I don’t mind mice. They are actually rather cute. But rats are a different story. ESPECIALLY if they are trying to eat my precious snacks.

Usually we get along quite well. Whenever I hear rustlings of any sort under my bed, I will give a nice respectful thump on my bed, and he will do a nice respectful getaway. But the respect part has been rubbing away, and tonight as I was just drifting off, I heard him. Quite clearly and quite boldly, bumping something.

I sat up in bed and emitted some sort of roar. It was the sort of roar you emit when it is 12 o’clockish at night and you are awakened by a rat and you want to throw something and you don’t have anything handy and so you sort of let out a strangled yell/grunt/bellow/rumble. Yeah. Like that! Exactly! And it disappeared. And for a moment I thought I was dreaming.

The two oldest children of my host family and their mom were still awake. I decided not to say anything and try to go back to sleep. Meanwhile I heard them discussing the yell/grunt/bellow/rumble they had heard, and where it came from.

Meanwhile the rat decided to make another appearance. Again I didn’t have anything handy, so I sat up in bed and thumped the bed and again made some sort of noise (but this time without the foghorn effects) and it scuttled under the bed.

This time my efforts attracted the attention of the children, and thus began a jolly rat hunt under my bed. I was handed a club-like thing (I don’t know what it’s called)leftover from a Tae Kwon Doe class and the hunt was on, but it turned out to be fruitless. The Son climbed up as well, and the Oldest Girl dived under my bed and nearly got stuck in the process.

But no rat was found. I doubt that he will appear again tonight.

I feel like the Son and the Oldest Girl quite enjoyed the hunt.
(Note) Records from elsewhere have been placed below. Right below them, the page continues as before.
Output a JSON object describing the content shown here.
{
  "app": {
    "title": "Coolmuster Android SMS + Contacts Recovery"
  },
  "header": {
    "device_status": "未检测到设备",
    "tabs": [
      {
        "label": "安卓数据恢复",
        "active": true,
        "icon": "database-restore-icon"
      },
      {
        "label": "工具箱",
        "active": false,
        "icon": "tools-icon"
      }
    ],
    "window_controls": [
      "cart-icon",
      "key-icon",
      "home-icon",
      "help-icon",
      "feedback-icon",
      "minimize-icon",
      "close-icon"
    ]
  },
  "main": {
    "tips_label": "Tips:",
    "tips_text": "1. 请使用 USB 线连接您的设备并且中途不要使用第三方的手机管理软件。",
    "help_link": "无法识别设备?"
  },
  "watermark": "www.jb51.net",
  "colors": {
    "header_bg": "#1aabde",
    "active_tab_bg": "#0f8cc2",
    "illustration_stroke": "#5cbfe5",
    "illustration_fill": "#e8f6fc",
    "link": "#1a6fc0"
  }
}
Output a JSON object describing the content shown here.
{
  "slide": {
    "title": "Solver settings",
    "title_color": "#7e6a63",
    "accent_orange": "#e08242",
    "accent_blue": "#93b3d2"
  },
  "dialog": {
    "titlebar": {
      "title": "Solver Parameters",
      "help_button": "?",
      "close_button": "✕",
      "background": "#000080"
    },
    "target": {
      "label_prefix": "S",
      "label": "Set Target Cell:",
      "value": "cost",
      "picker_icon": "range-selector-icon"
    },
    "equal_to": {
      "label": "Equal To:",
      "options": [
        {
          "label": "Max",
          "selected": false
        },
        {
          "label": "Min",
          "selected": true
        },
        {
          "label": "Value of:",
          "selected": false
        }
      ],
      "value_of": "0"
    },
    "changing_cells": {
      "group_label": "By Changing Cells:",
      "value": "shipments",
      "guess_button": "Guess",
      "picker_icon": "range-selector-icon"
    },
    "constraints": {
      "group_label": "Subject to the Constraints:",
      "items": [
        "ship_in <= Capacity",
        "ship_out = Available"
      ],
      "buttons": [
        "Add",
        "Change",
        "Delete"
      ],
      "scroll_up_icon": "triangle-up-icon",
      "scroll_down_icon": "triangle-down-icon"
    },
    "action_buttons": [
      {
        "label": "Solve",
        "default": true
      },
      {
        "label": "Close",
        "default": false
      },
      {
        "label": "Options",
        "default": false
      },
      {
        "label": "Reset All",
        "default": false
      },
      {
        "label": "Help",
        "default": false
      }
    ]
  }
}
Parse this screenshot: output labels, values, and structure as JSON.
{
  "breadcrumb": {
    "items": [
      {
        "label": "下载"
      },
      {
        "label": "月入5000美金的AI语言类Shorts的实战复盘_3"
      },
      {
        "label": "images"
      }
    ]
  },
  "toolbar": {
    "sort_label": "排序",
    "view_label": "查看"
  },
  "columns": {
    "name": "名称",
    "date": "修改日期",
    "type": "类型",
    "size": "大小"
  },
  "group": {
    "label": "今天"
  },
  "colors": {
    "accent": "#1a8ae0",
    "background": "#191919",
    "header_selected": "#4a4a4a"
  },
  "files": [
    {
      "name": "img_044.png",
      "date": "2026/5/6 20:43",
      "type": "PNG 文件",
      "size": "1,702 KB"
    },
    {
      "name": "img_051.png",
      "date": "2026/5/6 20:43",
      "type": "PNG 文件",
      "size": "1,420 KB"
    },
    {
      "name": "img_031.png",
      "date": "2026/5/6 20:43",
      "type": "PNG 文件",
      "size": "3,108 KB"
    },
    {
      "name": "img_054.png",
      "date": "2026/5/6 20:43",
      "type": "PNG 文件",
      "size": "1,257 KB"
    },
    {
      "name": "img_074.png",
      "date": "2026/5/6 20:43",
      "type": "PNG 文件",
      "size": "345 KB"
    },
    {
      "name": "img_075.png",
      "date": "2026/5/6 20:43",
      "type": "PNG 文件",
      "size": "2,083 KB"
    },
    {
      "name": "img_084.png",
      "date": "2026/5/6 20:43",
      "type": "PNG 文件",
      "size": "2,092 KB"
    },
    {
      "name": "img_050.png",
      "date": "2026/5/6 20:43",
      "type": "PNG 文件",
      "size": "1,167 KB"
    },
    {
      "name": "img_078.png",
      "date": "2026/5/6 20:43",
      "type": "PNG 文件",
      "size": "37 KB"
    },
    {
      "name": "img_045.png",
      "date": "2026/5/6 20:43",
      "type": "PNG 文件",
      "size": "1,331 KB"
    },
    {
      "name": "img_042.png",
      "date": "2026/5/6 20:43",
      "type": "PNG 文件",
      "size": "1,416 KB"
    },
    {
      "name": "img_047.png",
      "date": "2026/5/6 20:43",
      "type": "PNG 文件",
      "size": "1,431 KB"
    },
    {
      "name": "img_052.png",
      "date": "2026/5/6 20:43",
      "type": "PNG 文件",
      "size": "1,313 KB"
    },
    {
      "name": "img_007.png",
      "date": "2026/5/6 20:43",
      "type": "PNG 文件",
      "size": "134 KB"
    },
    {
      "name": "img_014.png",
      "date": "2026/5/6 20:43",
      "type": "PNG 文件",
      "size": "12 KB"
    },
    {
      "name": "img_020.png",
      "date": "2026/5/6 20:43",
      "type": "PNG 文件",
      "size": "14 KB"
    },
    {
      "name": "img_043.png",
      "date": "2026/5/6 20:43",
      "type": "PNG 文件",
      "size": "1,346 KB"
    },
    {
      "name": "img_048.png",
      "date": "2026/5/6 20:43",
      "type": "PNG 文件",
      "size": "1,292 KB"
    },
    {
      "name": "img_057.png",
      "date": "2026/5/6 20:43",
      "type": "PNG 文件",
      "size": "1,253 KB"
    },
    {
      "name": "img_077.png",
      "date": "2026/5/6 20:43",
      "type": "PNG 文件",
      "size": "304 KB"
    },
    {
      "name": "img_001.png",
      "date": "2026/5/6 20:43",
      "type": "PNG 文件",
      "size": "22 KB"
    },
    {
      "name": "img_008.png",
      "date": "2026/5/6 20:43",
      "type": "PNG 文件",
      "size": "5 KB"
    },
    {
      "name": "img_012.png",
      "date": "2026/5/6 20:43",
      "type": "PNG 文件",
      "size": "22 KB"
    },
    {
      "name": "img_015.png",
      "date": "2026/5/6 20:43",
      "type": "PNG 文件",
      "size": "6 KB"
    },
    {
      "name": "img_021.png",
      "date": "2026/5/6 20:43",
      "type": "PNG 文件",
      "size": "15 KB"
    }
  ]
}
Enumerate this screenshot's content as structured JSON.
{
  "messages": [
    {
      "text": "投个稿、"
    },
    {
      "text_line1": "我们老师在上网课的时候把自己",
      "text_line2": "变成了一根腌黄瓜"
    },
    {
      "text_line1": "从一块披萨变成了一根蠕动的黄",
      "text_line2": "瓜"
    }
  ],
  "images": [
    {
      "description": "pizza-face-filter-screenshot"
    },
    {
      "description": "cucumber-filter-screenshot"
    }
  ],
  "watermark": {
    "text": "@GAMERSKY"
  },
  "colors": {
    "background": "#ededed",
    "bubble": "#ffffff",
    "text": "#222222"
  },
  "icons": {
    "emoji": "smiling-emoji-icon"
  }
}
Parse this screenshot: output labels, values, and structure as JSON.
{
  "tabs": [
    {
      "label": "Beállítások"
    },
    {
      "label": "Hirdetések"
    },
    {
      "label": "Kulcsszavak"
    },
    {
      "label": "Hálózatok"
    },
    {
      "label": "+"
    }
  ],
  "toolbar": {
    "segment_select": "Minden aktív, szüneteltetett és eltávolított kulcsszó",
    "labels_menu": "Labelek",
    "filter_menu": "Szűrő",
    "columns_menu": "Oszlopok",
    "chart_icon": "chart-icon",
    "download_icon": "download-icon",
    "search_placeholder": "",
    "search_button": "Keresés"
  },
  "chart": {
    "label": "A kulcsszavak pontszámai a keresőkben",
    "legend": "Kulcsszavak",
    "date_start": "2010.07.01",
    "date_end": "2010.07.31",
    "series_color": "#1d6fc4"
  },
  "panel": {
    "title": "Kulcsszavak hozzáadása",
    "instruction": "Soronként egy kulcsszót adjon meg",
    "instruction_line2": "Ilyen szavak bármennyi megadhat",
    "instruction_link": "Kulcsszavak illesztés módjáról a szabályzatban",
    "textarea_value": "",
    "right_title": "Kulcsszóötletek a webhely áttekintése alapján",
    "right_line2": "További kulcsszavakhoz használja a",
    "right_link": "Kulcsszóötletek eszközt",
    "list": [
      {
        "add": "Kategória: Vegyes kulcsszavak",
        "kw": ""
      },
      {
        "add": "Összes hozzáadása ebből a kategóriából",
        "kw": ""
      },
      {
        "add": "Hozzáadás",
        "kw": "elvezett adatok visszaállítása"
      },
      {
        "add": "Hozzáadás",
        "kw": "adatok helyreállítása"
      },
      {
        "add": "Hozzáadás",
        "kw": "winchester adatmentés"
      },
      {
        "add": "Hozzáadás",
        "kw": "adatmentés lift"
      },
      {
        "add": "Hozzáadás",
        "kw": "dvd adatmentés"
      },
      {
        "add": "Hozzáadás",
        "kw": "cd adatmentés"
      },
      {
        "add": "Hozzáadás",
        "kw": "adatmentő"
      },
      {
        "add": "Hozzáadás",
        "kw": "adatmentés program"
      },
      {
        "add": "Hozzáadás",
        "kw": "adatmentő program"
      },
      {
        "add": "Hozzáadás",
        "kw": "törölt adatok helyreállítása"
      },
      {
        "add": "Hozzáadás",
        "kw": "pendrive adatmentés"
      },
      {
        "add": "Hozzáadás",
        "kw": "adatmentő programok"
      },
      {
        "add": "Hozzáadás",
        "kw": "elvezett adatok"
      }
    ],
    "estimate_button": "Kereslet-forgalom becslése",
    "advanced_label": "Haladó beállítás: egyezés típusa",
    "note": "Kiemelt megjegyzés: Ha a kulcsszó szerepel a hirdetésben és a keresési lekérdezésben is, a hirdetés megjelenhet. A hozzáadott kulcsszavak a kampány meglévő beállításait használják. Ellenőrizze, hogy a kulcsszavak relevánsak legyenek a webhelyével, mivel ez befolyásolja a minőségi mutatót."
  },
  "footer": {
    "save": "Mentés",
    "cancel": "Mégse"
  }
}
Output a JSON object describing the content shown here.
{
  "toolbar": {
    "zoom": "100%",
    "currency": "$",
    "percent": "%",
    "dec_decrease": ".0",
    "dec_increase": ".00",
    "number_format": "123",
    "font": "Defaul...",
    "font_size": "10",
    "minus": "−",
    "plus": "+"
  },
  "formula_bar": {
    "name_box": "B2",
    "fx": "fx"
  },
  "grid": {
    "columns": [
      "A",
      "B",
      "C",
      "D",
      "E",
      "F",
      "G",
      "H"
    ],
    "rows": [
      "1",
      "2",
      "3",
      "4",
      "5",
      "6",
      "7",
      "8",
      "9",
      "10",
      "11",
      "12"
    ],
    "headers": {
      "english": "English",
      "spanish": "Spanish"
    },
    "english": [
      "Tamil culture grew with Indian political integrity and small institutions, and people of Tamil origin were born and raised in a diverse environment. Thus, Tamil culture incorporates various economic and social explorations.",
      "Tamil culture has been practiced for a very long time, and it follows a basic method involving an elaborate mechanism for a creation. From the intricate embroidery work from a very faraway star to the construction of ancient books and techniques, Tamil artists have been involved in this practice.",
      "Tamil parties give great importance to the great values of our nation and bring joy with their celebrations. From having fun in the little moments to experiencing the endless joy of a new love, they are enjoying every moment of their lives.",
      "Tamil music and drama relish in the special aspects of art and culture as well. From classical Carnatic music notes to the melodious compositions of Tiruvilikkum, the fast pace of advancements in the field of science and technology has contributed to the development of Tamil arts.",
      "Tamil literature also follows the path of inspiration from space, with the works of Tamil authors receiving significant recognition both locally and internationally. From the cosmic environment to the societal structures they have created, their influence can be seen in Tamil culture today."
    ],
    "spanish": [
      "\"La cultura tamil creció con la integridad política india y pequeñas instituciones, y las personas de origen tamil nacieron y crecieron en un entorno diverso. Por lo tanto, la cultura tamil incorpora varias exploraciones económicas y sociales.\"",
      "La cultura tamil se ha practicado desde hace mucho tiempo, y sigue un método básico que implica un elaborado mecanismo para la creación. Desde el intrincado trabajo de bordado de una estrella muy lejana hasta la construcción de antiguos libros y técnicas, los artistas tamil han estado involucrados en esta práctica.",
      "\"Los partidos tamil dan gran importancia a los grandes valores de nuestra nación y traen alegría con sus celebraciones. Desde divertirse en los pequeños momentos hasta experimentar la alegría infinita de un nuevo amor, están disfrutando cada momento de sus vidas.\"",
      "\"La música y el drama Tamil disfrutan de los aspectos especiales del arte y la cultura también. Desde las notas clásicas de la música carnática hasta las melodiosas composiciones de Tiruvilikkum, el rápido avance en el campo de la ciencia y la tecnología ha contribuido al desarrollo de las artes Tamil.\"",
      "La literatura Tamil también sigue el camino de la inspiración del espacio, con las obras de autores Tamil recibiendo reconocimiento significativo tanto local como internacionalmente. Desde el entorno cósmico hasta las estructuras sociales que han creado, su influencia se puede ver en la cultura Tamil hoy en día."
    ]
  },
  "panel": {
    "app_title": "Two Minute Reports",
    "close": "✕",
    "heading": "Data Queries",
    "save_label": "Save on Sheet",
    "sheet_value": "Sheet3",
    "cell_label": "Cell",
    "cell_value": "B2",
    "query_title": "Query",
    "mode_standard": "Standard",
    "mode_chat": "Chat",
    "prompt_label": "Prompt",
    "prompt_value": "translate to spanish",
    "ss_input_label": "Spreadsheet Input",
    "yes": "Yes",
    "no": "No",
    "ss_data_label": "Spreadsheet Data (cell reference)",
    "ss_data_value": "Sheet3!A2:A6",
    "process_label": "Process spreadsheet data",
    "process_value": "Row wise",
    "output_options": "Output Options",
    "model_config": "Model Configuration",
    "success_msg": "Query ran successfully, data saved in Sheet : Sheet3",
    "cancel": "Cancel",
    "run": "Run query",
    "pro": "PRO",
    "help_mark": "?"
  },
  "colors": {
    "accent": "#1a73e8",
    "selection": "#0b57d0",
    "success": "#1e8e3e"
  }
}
As I tried to settle down again, they were still calling up comforting phrases to my room.

“I hope you are ok tonight!” “You know sometimes rats bite people.” “Yeah a rat bit my grandmother once!” “It can really hurt!”

Thank you. I appreciate it very much!